*Prompt:*
Every line of the entries below that includes "JSON" belongs in the answer, copied as written.

(Beginning of Stored data)

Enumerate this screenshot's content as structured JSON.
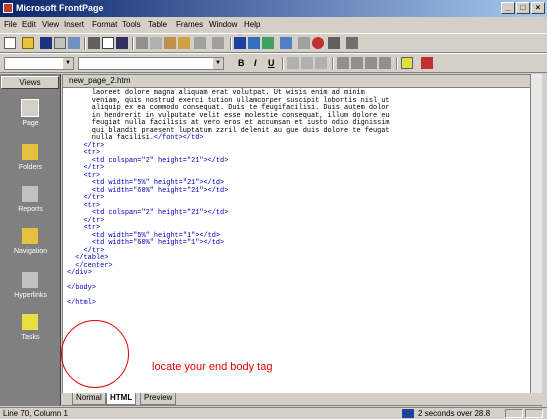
{
  "window": {
    "title": "Microsoft FrontPage",
    "buttons": [
      "_",
      "□",
      "×"
    ]
  },
  "menubar": {
    "items": [
      "File",
      "Edit",
      "View",
      "Insert",
      "Format",
      "Tools",
      "Table",
      "Frames",
      "Window",
      "Help"
    ]
  },
  "format_toolbar": {
    "bold": "B",
    "italic": "I",
    "underline": "U"
  },
  "views": {
    "header": "Views",
    "items": [
      "Page",
      "Folders",
      "Reports",
      "Navigation",
      "Hyperlinks",
      "Tasks"
    ]
  },
  "document": {
    "tab_name": "new_page_2.htm"
  },
  "code_lines": [
    "      laoreet dolore magna aliquam erat volutpat. Ut wisis enim ad minim",
    "      veniam, quis nostrud exerci tution ullamcorper suscipit lobortis nisl ut",
    "      aliquip ex ea commodo consequat. Duis te feugifacilisi. Duis autem dolor",
    "      in hendrerit in vulputate velit esse molestie consequat, illum dolore eu",
    "      feugiat nulla facilisis at vero eros et accumsan et iusto odio dignissim",
    "      qui blandit praesent luptatum zzril delenit au gue duis dolore te feugat",
    "      nulla facilisi.</font></td>",
    "    </tr>",
    "    <tr>",
    "      <td colspan=\"2\" height=\"21\"></td>",
    "    </tr>",
    "    <tr>",
    "      <td width=\"5%\" height=\"21\"></td>",
    "      <td width=\"60%\" height=\"21\"></td>",
    "    </tr>",
    "    <tr>",
    "      <td colspan=\"2\" height=\"21\"></td>",
    "    </tr>",
    "    <tr>",
    "      <td width=\"5%\" height=\"1\"></td>",
    "      <td width=\"60%\" height=\"1\"></td>",
    "    </tr>",
    "  </table>",
    "  </center>",
    "</div>",
    "",
    "</body>",
    "",
    "</html>"
  ],
  "annotation": "locate your end body tag",
  "bottom_tabs": [
    "Normal",
    "HTML",
    "Preview"
  ],
  "status": {
    "position": "Line 70, Column 1",
    "download": "2 seconds over 28.8"
  }
}
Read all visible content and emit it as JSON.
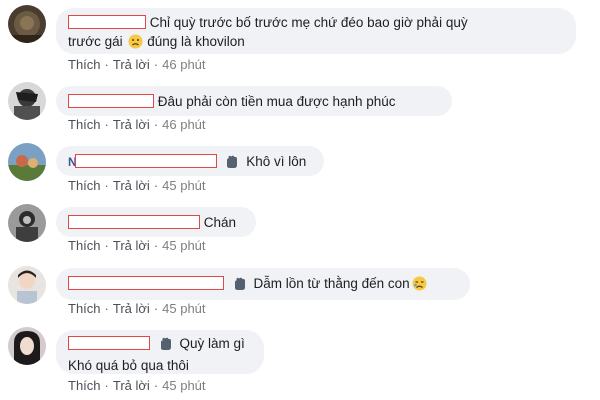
{
  "comments": [
    {
      "text_line1": "Chỉ quỳ trước bố trước mẹ chứ đéo bao giờ phải quỳ",
      "text_line2_a": "trước gái",
      "text_line2_b": "đúng là khovilon",
      "emoji": "crying-face",
      "actions": {
        "like": "Thích",
        "reply": "Trả lời",
        "time": "46 phút"
      }
    },
    {
      "text": "Đâu phải còn tiền mua được hạnh phúc",
      "actions": {
        "like": "Thích",
        "reply": "Trả lời",
        "time": "46 phút"
      }
    },
    {
      "text": "Khô vì lôn",
      "emoji": "waving-hand",
      "actions": {
        "like": "Thích",
        "reply": "Trả lời",
        "time": "45 phút"
      }
    },
    {
      "text": "Chán",
      "actions": {
        "like": "Thích",
        "reply": "Trả lời",
        "time": "45 phút"
      }
    },
    {
      "text": "Dẫm lồn từ thằng đến con",
      "emoji": "waving-hand",
      "emoji_end": "crying-face",
      "actions": {
        "like": "Thích",
        "reply": "Trả lời",
        "time": "45 phút"
      }
    },
    {
      "text_line1": "Quỳ làm gì",
      "text_line2": "Khó quá bỏ qua thôi",
      "emoji": "waving-hand",
      "actions": {
        "like": "Thích",
        "reply": "Trả lời",
        "time": "45 phút"
      }
    }
  ],
  "colors": {
    "bubble": "#f0f2f5",
    "text": "#1c1e21",
    "action": "#65676b",
    "redaction_border": "#e04848"
  }
}
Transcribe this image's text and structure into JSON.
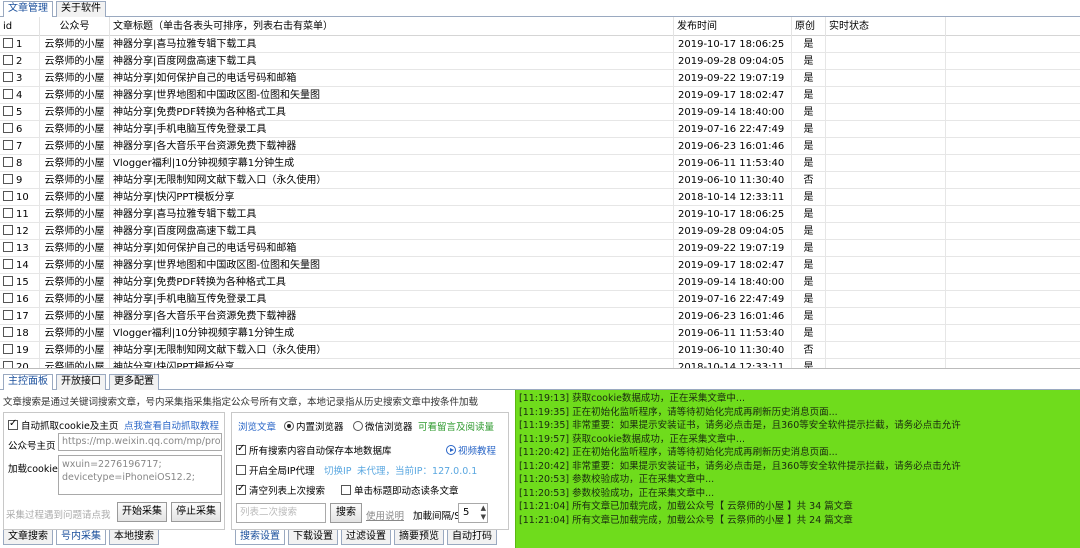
{
  "top_tabs": [
    "文章管理",
    "关于软件"
  ],
  "columns": [
    "id",
    "公众号",
    "文章标题（单击各表头可排序，列表右击有菜单）",
    "发布时间",
    "原创",
    "实时状态"
  ],
  "rows": [
    {
      "id": "1",
      "account": "云祭师的小屋",
      "title": "神器分享|喜马拉雅专辑下载工具",
      "time": "2019-10-17 18:06:25",
      "original": "是"
    },
    {
      "id": "2",
      "account": "云祭师的小屋",
      "title": "神器分享|百度网盘高速下载工具",
      "time": "2019-09-28 09:04:05",
      "original": "是"
    },
    {
      "id": "3",
      "account": "云祭师的小屋",
      "title": "神站分享|如何保护自己的电话号码和邮箱",
      "time": "2019-09-22 19:07:19",
      "original": "是"
    },
    {
      "id": "4",
      "account": "云祭师的小屋",
      "title": "神器分享|世界地图和中国政区图-位图和矢量图",
      "time": "2019-09-17 18:02:47",
      "original": "是"
    },
    {
      "id": "5",
      "account": "云祭师的小屋",
      "title": "神站分享|免费PDF转换为各种格式工具",
      "time": "2019-09-14 18:40:00",
      "original": "是"
    },
    {
      "id": "6",
      "account": "云祭师的小屋",
      "title": "神站分享|手机电脑互传免登录工具",
      "time": "2019-07-16 22:47:49",
      "original": "是"
    },
    {
      "id": "7",
      "account": "云祭师的小屋",
      "title": "神器分享|各大音乐平台资源免费下载神器",
      "time": "2019-06-23 16:01:46",
      "original": "是"
    },
    {
      "id": "8",
      "account": "云祭师的小屋",
      "title": "Vlogger福利|10分钟视频字幕1分钟生成",
      "time": "2019-06-11 11:53:40",
      "original": "是"
    },
    {
      "id": "9",
      "account": "云祭师的小屋",
      "title": "神站分享|无限制知网文献下载入口（永久使用）",
      "time": "2019-06-10 11:30:40",
      "original": "否"
    },
    {
      "id": "10",
      "account": "云祭师的小屋",
      "title": "神站分享|快闪PPT模板分享",
      "time": "2018-10-14 12:33:11",
      "original": "是"
    },
    {
      "id": "11",
      "account": "云祭师的小屋",
      "title": "神器分享|喜马拉雅专辑下载工具",
      "time": "2019-10-17 18:06:25",
      "original": "是"
    },
    {
      "id": "12",
      "account": "云祭师的小屋",
      "title": "神器分享|百度网盘高速下载工具",
      "time": "2019-09-28 09:04:05",
      "original": "是"
    },
    {
      "id": "13",
      "account": "云祭师的小屋",
      "title": "神站分享|如何保护自己的电话号码和邮箱",
      "time": "2019-09-22 19:07:19",
      "original": "是"
    },
    {
      "id": "14",
      "account": "云祭师的小屋",
      "title": "神器分享|世界地图和中国政区图-位图和矢量图",
      "time": "2019-09-17 18:02:47",
      "original": "是"
    },
    {
      "id": "15",
      "account": "云祭师的小屋",
      "title": "神站分享|免费PDF转换为各种格式工具",
      "time": "2019-09-14 18:40:00",
      "original": "是"
    },
    {
      "id": "16",
      "account": "云祭师的小屋",
      "title": "神站分享|手机电脑互传免登录工具",
      "time": "2019-07-16 22:47:49",
      "original": "是"
    },
    {
      "id": "17",
      "account": "云祭师的小屋",
      "title": "神器分享|各大音乐平台资源免费下载神器",
      "time": "2019-06-23 16:01:46",
      "original": "是"
    },
    {
      "id": "18",
      "account": "云祭师的小屋",
      "title": "Vlogger福利|10分钟视频字幕1分钟生成",
      "time": "2019-06-11 11:53:40",
      "original": "是"
    },
    {
      "id": "19",
      "account": "云祭师的小屋",
      "title": "神站分享|无限制知网文献下载入口（永久使用）",
      "time": "2019-06-10 11:30:40",
      "original": "否"
    },
    {
      "id": "20",
      "account": "云祭师的小屋",
      "title": "神站分享|快闪PPT模板分享",
      "time": "2018-10-14 12:33:11",
      "original": "是"
    }
  ],
  "mid_tabs": [
    "主控面板",
    "开放接口",
    "更多配置"
  ],
  "panel": {
    "hint": "文章搜索是通过关键词搜索文章，号内采集指采集指定公众号所有文章，本地记录指从历史搜索文章中按条件加载",
    "auto_cookie_label": "自动抓取cookie及主页",
    "auto_cookie_link": "点我查看自动抓取教程",
    "homepage_label": "公众号主页",
    "homepage_value": "https://mp.weixin.qq.com/mp/profi",
    "cookie_label": "加载cookie",
    "cookie_value": "wxuin=2276196717; devicetype=iPhoneiOS12.2;",
    "trouble_text": "采集过程遇到问题请点我",
    "start_button": "开始采集",
    "stop_button": "停止采集",
    "browse_label": "浏览文章",
    "radio_internal": "内置浏览器",
    "radio_wechat": "微信浏览器",
    "save_comments": "可看留言及阅读量",
    "auto_save": "所有搜索内容自动保存本地数据库",
    "video_tutorial": "视频教程",
    "global_ip": "开启全局IP代理",
    "switch_ip": "切换IP",
    "no_proxy": "未代理，当前IP：",
    "current_ip": "127.0.0.1",
    "clear_list": "清空列表上次搜索",
    "single_click": "单击标题即动态读条文章",
    "search_placeholder": "列表二次搜索",
    "search_button": "搜索",
    "usage_label": "使用说明",
    "interval_label": "加載间隔/S",
    "interval_value": "5"
  },
  "left_bottom_tabs": [
    "文章搜索",
    "号内采集",
    "本地搜索"
  ],
  "right_bottom_tabs": [
    "搜索设置",
    "下载设置",
    "过滤设置",
    "摘要预览",
    "自动打码"
  ],
  "log": [
    "[11:19:13] 获取cookie数据成功，正在采集文章中...",
    "[11:19:35] 正在初始化监听程序，请等待初始化完成再刷新历史消息页面...",
    "[11:19:35] 非常重要：如果提示安装证书，请务必点击是，且360等安全软件提示拦截，请务必点击允许",
    "[11:19:57] 获取cookie数据成功，正在采集文章中...",
    "[11:20:42] 正在初始化监听程序，请等待初始化完成再刷新历史消息页面...",
    "[11:20:42] 非常重要：如果提示安装证书，请务必点击是，且360等安全软件提示拦截，请务必点击允许",
    "[11:20:53] 参数校验成功，正在采集文章中...",
    "[11:20:53] 参数校验成功，正在采集文章中...",
    "[11:21:04] 所有文章已加载完成，加载公众号【 云祭师的小屋 】共 34 篇文章",
    "[11:21:04] 所有文章已加载完成，加载公众号【 云祭师的小屋 】共 24 篇文章"
  ],
  "colors": {
    "log_bg": "#6fdc1c",
    "link": "#2a66c7",
    "active_tab": "#1a4f9c"
  }
}
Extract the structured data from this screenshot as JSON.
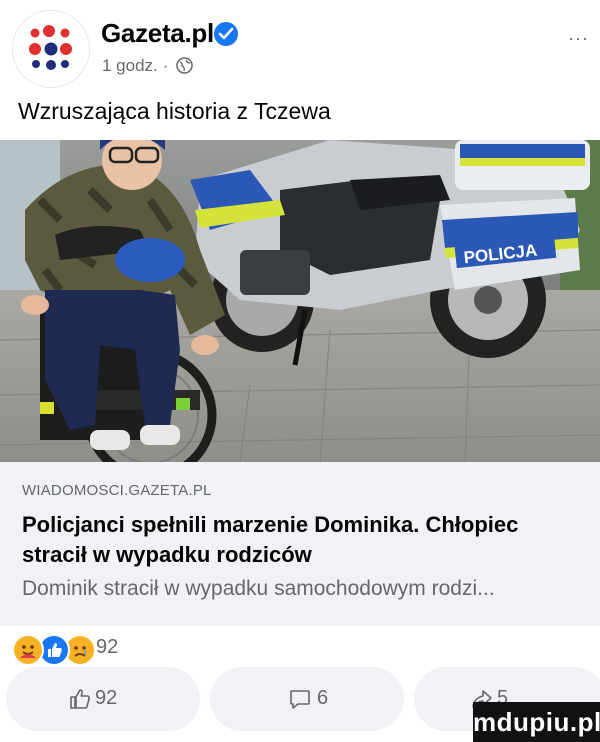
{
  "post": {
    "page_name": "Gazeta.pl",
    "time": "1 godz.",
    "separator": "·",
    "more": "···",
    "text": "Wzruszająca historia z Tczewa"
  },
  "link": {
    "domain": "WIADOMOSCI.GAZETA.PL",
    "title": "Policjanci spełnili marzenie Dominika. Chłopiec stracił w wypadku rodziców",
    "description": "Dominik stracił w wypadku samochodowym rodzi..."
  },
  "photo": {
    "police_label": "POLICJA"
  },
  "reactions": {
    "types": [
      "care",
      "like",
      "sad"
    ],
    "count": "92"
  },
  "actions": {
    "like_count": "92",
    "comment_count": "6",
    "share_count": "5"
  },
  "watermark": "mdupiu.pl",
  "colors": {
    "brand_red": "#e22f2f",
    "brand_blue": "#1f2e7a",
    "verified": "#1877f2",
    "like": "#1877f2",
    "care": "#f7b125",
    "secondary_text": "#65676b",
    "panel": "#f0f2f5"
  }
}
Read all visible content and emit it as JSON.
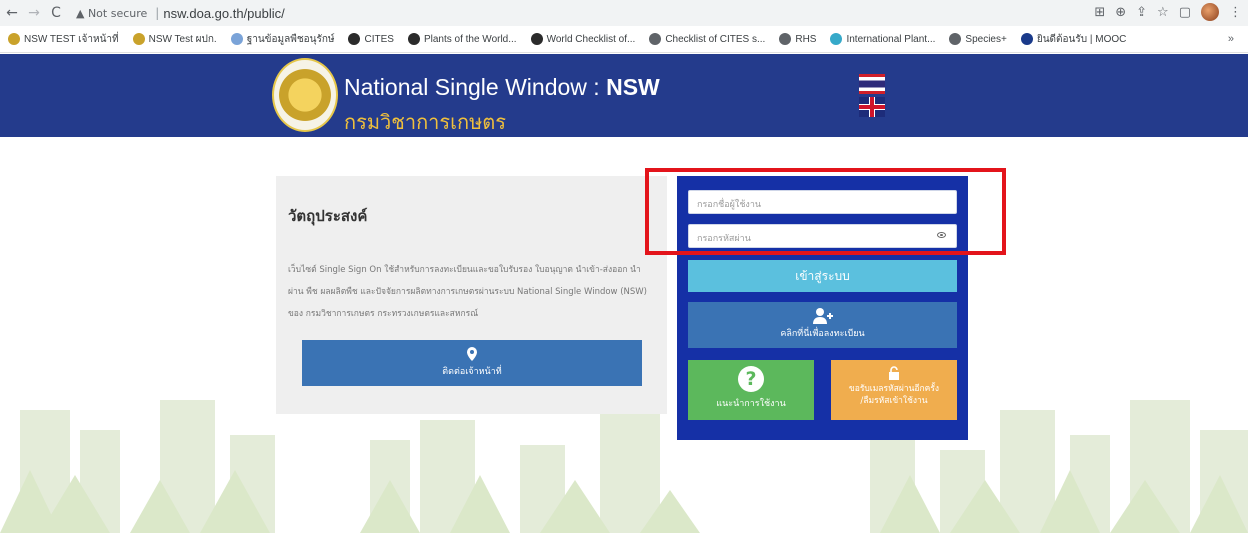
{
  "browser": {
    "back": "←",
    "forward": "→",
    "reload": "C",
    "security": "▲ Not secure",
    "url": "nsw.doa.go.th/public/",
    "menu": "⋮",
    "bookmarks": [
      {
        "label": "NSW TEST เจ้าหน้าที่",
        "color": "#c9a22b"
      },
      {
        "label": "NSW Test ผปก.",
        "color": "#c9a22b"
      },
      {
        "label": "ฐานข้อมูลพืชอนุรักษ์",
        "color": "#7aa3d8"
      },
      {
        "label": "CITES",
        "color": "#2b2b2b"
      },
      {
        "label": "Plants of the World...",
        "color": "#2b2b2b"
      },
      {
        "label": "World Checklist of...",
        "color": "#2b2b2b"
      },
      {
        "label": "Checklist of CITES s...",
        "color": "#5f6368"
      },
      {
        "label": "RHS",
        "color": "#5f6368"
      },
      {
        "label": "International Plant...",
        "color": "#36a9c9"
      },
      {
        "label": "Species+",
        "color": "#5f6368"
      },
      {
        "label": "ยินดีต้อนรับ | MOOC",
        "color": "#1a3a8a"
      }
    ],
    "more": "»"
  },
  "header": {
    "title_main": "National Single Window : ",
    "title_bold": "NSW",
    "subtitle": "กรมวิชาการเกษตร"
  },
  "objective": {
    "title": "วัตถุประสงค์",
    "text": "เว็บไซต์ Single Sign On ใช้สำหรับการลงทะเบียนและขอใบรับรอง ใบอนุญาต นำเข้า-ส่งออก นำผ่าน พืช ผลผลิตพืช และปัจจัยการผลิตทางการเกษตรผ่านระบบ National Single Window (NSW) ของ กรมวิชาการเกษตร กระทรวงเกษตรและสหกรณ์",
    "contact_label": "ติดต่อเจ้าหน้าที่"
  },
  "login": {
    "username_placeholder": "กรอกชื่อผู้ใช้งาน",
    "password_placeholder": "กรอกรหัสผ่าน",
    "login_label": "เข้าสู่ระบบ",
    "register_label": "คลิกที่นี่เพื่อลงทะเบียน",
    "guide_label": "แนะนำการใช้งาน",
    "reset_line1": "ขอรับเมลรหัสผ่านอีกครั้ง",
    "reset_line2": "/ลืมรหัสเข้าใช้งาน"
  },
  "colors": {
    "banner": "#243b8c",
    "login_panel": "#1530a6",
    "login_button": "#5bc0de",
    "register_button": "#3a73b4",
    "guide_button": "#5cb85c",
    "reset_button": "#f0ad4e",
    "highlight": "#e3141b"
  }
}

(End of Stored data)

*The answer:*
Enumerate this screenshot's content as structured JSON.
Read all visible content and emit it as JSON.
Transcribe this image's text and structure into JSON.
Extract the structured data from this screenshot as JSON.
Read all visible content and emit it as JSON.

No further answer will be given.